* **TASK DIRECTIONS**:
Please repeat the records beneath this task exactly as they appear, but skip the images.

* **Dataset rows for apps and sites**:

-- Opening Marker --

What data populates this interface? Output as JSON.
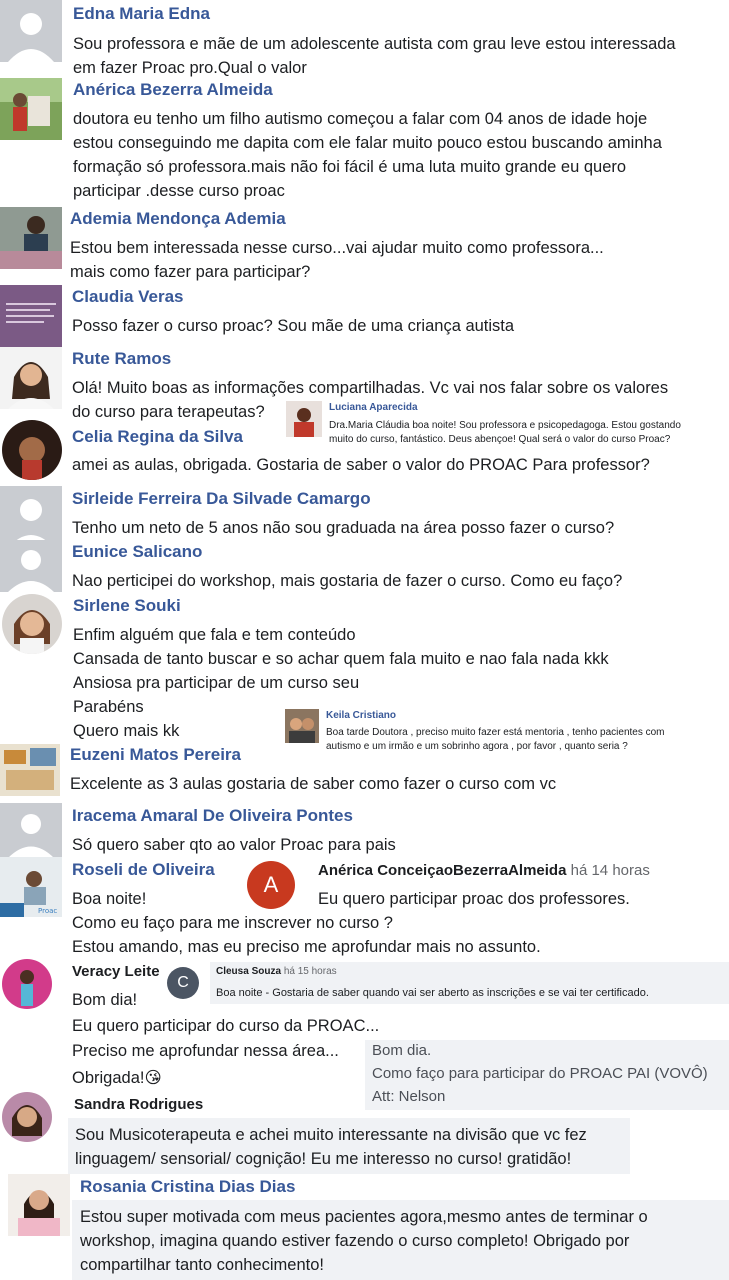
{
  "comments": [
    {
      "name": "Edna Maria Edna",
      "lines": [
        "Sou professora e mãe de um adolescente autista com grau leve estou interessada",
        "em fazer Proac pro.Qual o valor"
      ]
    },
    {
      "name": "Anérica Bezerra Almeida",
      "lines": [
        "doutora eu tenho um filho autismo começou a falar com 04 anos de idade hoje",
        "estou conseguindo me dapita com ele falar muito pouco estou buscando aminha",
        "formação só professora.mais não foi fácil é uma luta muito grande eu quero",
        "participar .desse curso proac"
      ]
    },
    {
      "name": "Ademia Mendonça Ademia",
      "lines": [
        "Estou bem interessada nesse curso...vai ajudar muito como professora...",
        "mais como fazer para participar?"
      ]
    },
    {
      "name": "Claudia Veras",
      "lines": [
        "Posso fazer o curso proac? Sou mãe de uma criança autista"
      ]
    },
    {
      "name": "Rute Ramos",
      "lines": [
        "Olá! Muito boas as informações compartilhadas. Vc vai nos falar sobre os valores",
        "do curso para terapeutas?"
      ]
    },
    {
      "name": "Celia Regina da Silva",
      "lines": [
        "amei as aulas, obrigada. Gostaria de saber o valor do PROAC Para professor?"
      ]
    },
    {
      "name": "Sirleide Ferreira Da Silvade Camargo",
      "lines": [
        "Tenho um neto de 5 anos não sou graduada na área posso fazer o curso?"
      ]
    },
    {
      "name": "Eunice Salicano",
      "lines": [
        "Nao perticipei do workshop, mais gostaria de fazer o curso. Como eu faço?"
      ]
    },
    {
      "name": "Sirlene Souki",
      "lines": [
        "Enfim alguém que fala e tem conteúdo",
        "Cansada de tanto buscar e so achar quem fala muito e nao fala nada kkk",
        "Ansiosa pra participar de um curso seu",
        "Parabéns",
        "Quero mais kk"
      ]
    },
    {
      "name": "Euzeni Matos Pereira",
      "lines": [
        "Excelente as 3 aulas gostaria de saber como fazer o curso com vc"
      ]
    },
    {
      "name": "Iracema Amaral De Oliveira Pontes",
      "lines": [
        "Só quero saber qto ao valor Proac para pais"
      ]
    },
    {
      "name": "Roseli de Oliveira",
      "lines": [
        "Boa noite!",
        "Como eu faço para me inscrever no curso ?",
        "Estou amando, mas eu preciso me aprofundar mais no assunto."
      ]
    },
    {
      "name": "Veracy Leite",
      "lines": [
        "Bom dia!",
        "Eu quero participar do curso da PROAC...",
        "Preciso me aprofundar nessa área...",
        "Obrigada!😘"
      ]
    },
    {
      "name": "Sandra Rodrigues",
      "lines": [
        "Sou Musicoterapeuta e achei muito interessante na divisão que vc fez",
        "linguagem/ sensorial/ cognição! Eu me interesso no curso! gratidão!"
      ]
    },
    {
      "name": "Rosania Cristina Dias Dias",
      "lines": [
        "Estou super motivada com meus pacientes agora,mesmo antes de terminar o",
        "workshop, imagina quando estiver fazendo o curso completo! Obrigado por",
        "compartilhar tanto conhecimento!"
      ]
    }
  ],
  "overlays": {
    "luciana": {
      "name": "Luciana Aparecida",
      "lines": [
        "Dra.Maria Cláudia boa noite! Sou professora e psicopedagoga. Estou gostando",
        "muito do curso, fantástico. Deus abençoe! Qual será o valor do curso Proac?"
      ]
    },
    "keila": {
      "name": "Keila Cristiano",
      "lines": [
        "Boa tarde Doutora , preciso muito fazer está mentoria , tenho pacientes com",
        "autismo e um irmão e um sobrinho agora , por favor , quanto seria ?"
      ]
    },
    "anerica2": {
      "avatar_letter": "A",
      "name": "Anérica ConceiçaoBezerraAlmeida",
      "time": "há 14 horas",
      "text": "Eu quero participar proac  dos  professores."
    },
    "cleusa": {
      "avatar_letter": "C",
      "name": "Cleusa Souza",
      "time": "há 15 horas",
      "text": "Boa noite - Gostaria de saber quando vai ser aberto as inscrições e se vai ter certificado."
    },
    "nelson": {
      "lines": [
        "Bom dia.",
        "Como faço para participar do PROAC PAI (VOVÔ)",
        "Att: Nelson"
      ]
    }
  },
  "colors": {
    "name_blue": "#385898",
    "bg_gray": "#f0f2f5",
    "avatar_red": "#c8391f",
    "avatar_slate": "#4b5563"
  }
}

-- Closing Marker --

* **COMPLETED EXERCISE**:
What data populates this interface? Output as JSON.
{
  "comments": [
    {
      "name": "Edna Maria Edna",
      "lines": [
        "Sou professora e mãe de um adolescente autista com grau leve estou interessada",
        "em fazer Proac pro.Qual o valor"
      ]
    },
    {
      "name": "Anérica Bezerra Almeida",
      "lines": [
        "doutora eu tenho um filho autismo começou a falar com 04 anos de idade hoje",
        "estou conseguindo me dapita com ele falar muito pouco estou buscando aminha",
        "formação só professora.mais não foi fácil é uma luta muito grande eu quero",
        "participar .desse curso proac"
      ]
    },
    {
      "name": "Ademia Mendonça Ademia",
      "lines": [
        "Estou bem interessada nesse curso...vai ajudar muito como professora...",
        "mais como fazer para participar?"
      ]
    },
    {
      "name": "Claudia Veras",
      "lines": [
        "Posso fazer o curso proac? Sou mãe de uma criança autista"
      ]
    },
    {
      "name": "Rute Ramos",
      "lines": [
        "Olá! Muito boas as informações compartilhadas. Vc vai nos falar sobre os valores",
        "do curso para terapeutas?"
      ]
    },
    {
      "name": "Celia Regina da Silva",
      "lines": [
        "amei as aulas, obrigada. Gostaria de saber o valor do PROAC Para professor?"
      ]
    },
    {
      "name": "Sirleide Ferreira Da Silvade Camargo",
      "lines": [
        "Tenho um neto de 5 anos não sou graduada na área posso fazer o curso?"
      ]
    },
    {
      "name": "Eunice Salicano",
      "lines": [
        "Nao perticipei do workshop, mais gostaria de fazer o curso. Como eu faço?"
      ]
    },
    {
      "name": "Sirlene Souki",
      "lines": [
        "Enfim alguém que fala e tem conteúdo",
        "Cansada de tanto buscar e so achar quem fala muito e nao fala nada kkk",
        "Ansiosa pra participar de um curso seu",
        "Parabéns",
        "Quero mais kk"
      ]
    },
    {
      "name": "Euzeni Matos Pereira",
      "lines": [
        "Excelente as 3 aulas gostaria de saber como fazer o curso com vc"
      ]
    },
    {
      "name": "Iracema Amaral De Oliveira Pontes",
      "lines": [
        "Só quero saber qto ao valor Proac para pais"
      ]
    },
    {
      "name": "Roseli de Oliveira",
      "lines": [
        "Boa noite!",
        "Como eu faço para me inscrever no curso ?",
        "Estou amando, mas eu preciso me aprofundar mais no assunto."
      ]
    },
    {
      "name": "Veracy Leite",
      "lines": [
        "Bom dia!",
        "Eu quero participar do curso da PROAC...",
        "Preciso me aprofundar nessa área...",
        "Obrigada!😘"
      ]
    },
    {
      "name": "Sandra Rodrigues",
      "lines": [
        "Sou Musicoterapeuta e achei muito interessante na divisão que vc fez",
        "linguagem/ sensorial/ cognição! Eu me interesso no curso! gratidão!"
      ]
    },
    {
      "name": "Rosania Cristina Dias Dias",
      "lines": [
        "Estou super motivada com meus pacientes agora,mesmo antes de terminar o",
        "workshop, imagina quando estiver fazendo o curso completo! Obrigado por",
        "compartilhar tanto conhecimento!"
      ]
    }
  ],
  "overlays": {
    "luciana": {
      "name": "Luciana Aparecida",
      "lines": [
        "Dra.Maria Cláudia boa noite! Sou professora e psicopedagoga. Estou gostando",
        "muito do curso, fantástico. Deus abençoe! Qual será o valor do curso Proac?"
      ]
    },
    "keila": {
      "name": "Keila Cristiano",
      "lines": [
        "Boa tarde Doutora , preciso muito fazer está mentoria , tenho pacientes com",
        "autismo e um irmão e um sobrinho agora , por favor , quanto seria ?"
      ]
    },
    "anerica2": {
      "avatar_letter": "A",
      "name": "Anérica ConceiçaoBezerraAlmeida",
      "time": "há 14 horas",
      "text": "Eu quero participar proac  dos  professores."
    },
    "cleusa": {
      "avatar_letter": "C",
      "name": "Cleusa Souza",
      "time": "há 15 horas",
      "text": "Boa noite - Gostaria de saber quando vai ser aberto as inscrições e se vai ter certificado."
    },
    "nelson": {
      "lines": [
        "Bom dia.",
        "Como faço para participar do PROAC PAI (VOVÔ)",
        "Att: Nelson"
      ]
    }
  },
  "colors": {
    "name_blue": "#385898",
    "bg_gray": "#f0f2f5",
    "avatar_red": "#c8391f",
    "avatar_slate": "#4b5563"
  }
}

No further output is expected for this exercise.